Plumbing p-traps, or drain traps, are the curved sections of everyday drain and sink fixtures that use gravity and water to seal your home from the harmful gases in city sewer systems. These traps create a natural barrier between the air in your home and the air within sewer pipes, and will often catch loose debris, dirt, hair and food waste as it passes through your drains.
It’s these essential curvatures in drain traps (the very curves that make them effective barriers in the first place) that can be cause for severe, troublesome clogging. While regular drain cleaning tips can help you avoid clogging your plumbing in the first place, homeowner’s attempting DIY cleaning have to be a bit more careful with P-traps, or other curved, shaped traps commonly used in drain fixtures (U-trap, S-trap or J-trap).
These traps, due to their curved nature and sealing design, can also catch accidentally dropped valuables, such as rings, coins or jewelry. Whether you’re dealing with a stubborn clog at low-points in your drain trap, or need to access the trap to recover dropped valuables, you can almost always perform these tasks on your own, without ever needing to contact a plumbing expert.
Careful, regular maintenance can ensure the functionality of your household drains and P-traps for years to come. In this blog article, we’ll break down everything you need to know about the way these traps work, and what you can do to clean these traps and remove stubborn, clogged debris on your own.
The Function of P-Traps
Drain P-traps use gravity and water pressure, focused at low-points in plumbing systems, to create an effective barrier between the air inside of sewer lines and the air in your home. As water is flushed through your drains, such as in typical use, the traps maintain a constant, natural seal against often-harmful sewer gases; their ultimate function is rooted in the safety of a home or building’s residents.
More or less an air filtering device, today’s most common drain trap is the P-trap, which takes its name from the “P”-shaped curvature it features. These traps operate much like the once-standard U-traps, but make use of an additional 90° joint, which enables both sewer gas filtering and open water flow.
That said, these traps are not perfect, and clogs do occur through frequent use and with poor drain maintenance. Drain traps are effective at what they do because they are low-points in a plumbing system; because of this, they are also a common place for food debris, hair, gunk and sludge to accumulate.
Best Practices for DIY: Cleaning Your Home P-Traps
While we have covered standard drain cleaning techniques extensively in our blog, cleaning drain P-traps requires a bit of specialized attention.
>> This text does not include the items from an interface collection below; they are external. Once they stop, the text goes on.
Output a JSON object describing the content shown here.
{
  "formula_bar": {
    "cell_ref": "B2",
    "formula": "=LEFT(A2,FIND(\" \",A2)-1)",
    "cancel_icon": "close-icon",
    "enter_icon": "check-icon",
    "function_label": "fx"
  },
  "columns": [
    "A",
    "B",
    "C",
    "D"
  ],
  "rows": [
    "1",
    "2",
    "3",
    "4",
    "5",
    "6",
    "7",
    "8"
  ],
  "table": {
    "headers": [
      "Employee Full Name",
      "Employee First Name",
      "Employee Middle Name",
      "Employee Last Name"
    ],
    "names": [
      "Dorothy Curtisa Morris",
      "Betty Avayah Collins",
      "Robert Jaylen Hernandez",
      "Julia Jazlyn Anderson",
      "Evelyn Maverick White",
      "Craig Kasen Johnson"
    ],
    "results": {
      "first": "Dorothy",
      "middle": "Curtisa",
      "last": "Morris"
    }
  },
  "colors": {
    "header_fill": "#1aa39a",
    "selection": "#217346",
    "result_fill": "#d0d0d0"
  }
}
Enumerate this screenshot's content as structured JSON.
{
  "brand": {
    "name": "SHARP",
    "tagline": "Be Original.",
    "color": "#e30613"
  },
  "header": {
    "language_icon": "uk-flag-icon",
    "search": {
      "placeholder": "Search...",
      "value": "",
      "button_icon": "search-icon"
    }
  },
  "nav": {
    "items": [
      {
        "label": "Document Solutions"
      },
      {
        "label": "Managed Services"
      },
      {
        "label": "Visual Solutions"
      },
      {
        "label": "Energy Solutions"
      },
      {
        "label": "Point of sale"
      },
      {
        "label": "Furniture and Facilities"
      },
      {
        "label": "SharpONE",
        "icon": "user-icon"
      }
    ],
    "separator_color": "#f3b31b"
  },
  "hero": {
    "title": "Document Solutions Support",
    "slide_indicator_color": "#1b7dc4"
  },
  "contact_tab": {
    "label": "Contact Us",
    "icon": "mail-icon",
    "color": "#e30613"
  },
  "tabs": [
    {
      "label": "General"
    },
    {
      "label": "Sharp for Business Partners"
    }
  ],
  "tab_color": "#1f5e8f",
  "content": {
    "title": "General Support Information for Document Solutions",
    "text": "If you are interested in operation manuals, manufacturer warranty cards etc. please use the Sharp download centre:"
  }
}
In many cases, the curved design of these traps makes typical hot water cleansing or homemade mixture solutions impractical; for the most thorough P-trap cleaning, you’ll have to get your hands dirty by manually detaching your P-trap, or accessing the trap internally though specifically designed caps.
If your home’s clogged or poor performing P-trap feature an opening cap, all you may need to do it unscrew this cap, and pull any debris buildup out manually through the opening. This is a best-case scenario, and often, homeowners will have to go the extra length when their traps do not feature these caps, and physically detach their traps from the drain pipe.
If this is the case for your drain traps, make sure you have the following essential tools to catch any falling buildup and water, and to perform the most successful P-trap cleaning:
- A large bucket; almost entirely for falling water and loose residue that is present when detaching a trap
- Channel pliers and adjustable wrenches; used to physically detach the trap, and reattach it quickly
- A wire brush or drain auger; practical tools for clearing debris buildup and sludge within your drains and P-trap
Cleaning your drain traps doesn’t have to be a challenge, especially if you have the right tools for the job. The first step in cleaning your traps requires placing a bucket beneath the trap, in your “work area,” and loosening the slip nuts that connect your trap to your drain pipes.
Once your trap is loose, it’s important to upend its contents inside the bucket, and push debris out from the trap manually with a wire brush. At this point, you should be able to find any dropped jewelry or other valuables, or use a professional drain auger to clean your drains more thoroughly, if need be.
With the trap fully cleaned, and any clog material removed, you can reattach it to your drain pipes using the same slip nuts as before. Be sure to not over-tighten nuts. Test the pipe out by running faucets or water fixtures, to ensure a tight seal. Doing so also refills the trap, creating the trap’s essential barrier between city sewer systems and your home.
If you feel unprepared to perform such DIY renovations with your own P-traps, or fear the problem with your home’s drains goes far beyond a simple clogged trap, don’t hesitate to contact the plumbing experts at Express Sewer & Drain. Our countless years of drain cleaning experience give us the specialist advantage for handling any and all pipe performance tasks.
Topics: Drain Cleaning